Word for word, repeat each record that follows.

[RECORD SET]

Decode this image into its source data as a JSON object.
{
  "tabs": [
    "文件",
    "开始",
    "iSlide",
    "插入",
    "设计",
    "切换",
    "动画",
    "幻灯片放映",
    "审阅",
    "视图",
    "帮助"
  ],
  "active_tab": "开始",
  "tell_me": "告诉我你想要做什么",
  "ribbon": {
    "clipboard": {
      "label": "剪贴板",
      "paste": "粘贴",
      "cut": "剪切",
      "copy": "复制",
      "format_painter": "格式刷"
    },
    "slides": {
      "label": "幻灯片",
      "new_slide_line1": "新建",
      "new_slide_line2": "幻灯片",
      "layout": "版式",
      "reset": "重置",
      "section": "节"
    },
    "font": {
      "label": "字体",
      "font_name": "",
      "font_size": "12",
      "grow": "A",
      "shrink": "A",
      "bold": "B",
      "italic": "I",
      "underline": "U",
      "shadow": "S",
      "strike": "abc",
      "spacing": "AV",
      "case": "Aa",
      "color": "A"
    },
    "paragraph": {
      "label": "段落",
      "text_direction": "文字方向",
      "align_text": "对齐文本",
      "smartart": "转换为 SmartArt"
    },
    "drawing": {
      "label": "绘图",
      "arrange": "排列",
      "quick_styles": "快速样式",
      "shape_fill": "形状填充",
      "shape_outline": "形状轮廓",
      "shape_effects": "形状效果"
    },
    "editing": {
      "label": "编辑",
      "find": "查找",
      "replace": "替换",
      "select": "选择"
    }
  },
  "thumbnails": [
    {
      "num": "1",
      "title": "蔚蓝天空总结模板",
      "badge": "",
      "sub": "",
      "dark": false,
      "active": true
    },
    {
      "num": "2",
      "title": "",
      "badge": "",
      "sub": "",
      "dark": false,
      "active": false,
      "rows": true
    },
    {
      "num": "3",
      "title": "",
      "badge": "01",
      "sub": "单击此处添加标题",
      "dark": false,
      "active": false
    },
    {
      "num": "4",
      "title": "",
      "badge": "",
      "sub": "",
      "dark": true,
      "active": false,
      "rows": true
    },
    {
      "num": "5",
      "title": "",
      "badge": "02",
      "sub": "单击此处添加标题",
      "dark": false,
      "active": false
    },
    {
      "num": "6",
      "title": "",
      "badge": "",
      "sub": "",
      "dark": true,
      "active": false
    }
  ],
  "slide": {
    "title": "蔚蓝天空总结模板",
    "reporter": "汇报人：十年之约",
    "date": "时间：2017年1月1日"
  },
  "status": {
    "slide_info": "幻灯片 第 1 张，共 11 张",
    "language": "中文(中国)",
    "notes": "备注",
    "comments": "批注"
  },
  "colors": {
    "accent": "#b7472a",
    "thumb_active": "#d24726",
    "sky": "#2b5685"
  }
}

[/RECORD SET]

*EXERCISE OUTPUT:*
Decode this image into its source data as a JSON object.
{
  "tabs": [
    "文件",
    "开始",
    "iSlide",
    "插入",
    "设计",
    "切换",
    "动画",
    "幻灯片放映",
    "审阅",
    "视图",
    "帮助"
  ],
  "active_tab": "开始",
  "tell_me": "告诉我你想要做什么",
  "ribbon": {
    "clipboard": {
      "label": "剪贴板",
      "paste": "粘贴",
      "cut": "剪切",
      "copy": "复制",
      "format_painter": "格式刷"
    },
    "slides": {
      "label": "幻灯片",
      "new_slide_line1": "新建",
      "new_slide_line2": "幻灯片",
      "layout": "版式",
      "reset": "重置",
      "section": "节"
    },
    "font": {
      "label": "字体",
      "font_name": "",
      "font_size": "12",
      "grow": "A",
      "shrink": "A",
      "bold": "B",
      "italic": "I",
      "underline": "U",
      "shadow": "S",
      "strike": "abc",
      "spacing": "AV",
      "case": "Aa",
      "color": "A"
    },
    "paragraph": {
      "label": "段落",
      "text_direction": "文字方向",
      "align_text": "对齐文本",
      "smartart": "转换为 SmartArt"
    },
    "drawing": {
      "label": "绘图",
      "arrange": "排列",
      "quick_styles": "快速样式",
      "shape_fill": "形状填充",
      "shape_outline": "形状轮廓",
      "shape_effects": "形状效果"
    },
    "editing": {
      "label": "编辑",
      "find": "查找",
      "replace": "替换",
      "select": "选择"
    }
  },
  "thumbnails": [
    {
      "num": "1",
      "title": "蔚蓝天空总结模板",
      "badge": "",
      "sub": "",
      "dark": false,
      "active": true
    },
    {
      "num": "2",
      "title": "",
      "badge": "",
      "sub": "",
      "dark": false,
      "active": false,
      "rows": true
    },
    {
      "num": "3",
      "title": "",
      "badge": "01",
      "sub": "单击此处添加标题",
      "dark": false,
      "active": false
    },
    {
      "num": "4",
      "title": "",
      "badge": "",
      "sub": "",
      "dark": true,
      "active": false,
      "rows": true
    },
    {
      "num": "5",
      "title": "",
      "badge": "02",
      "sub": "单击此处添加标题",
      "dark": false,
      "active": false
    },
    {
      "num": "6",
      "title": "",
      "badge": "",
      "sub": "",
      "dark": true,
      "active": false
    }
  ],
  "slide": {
    "title": "蔚蓝天空总结模板",
    "reporter": "汇报人：十年之约",
    "date": "时间：2017年1月1日"
  },
  "status": {
    "slide_info": "幻灯片 第 1 张，共 11 张",
    "language": "中文(中国)",
    "notes": "备注",
    "comments": "批注"
  },
  "colors": {
    "accent": "#b7472a",
    "thumb_active": "#d24726",
    "sky": "#2b5685"
  }
}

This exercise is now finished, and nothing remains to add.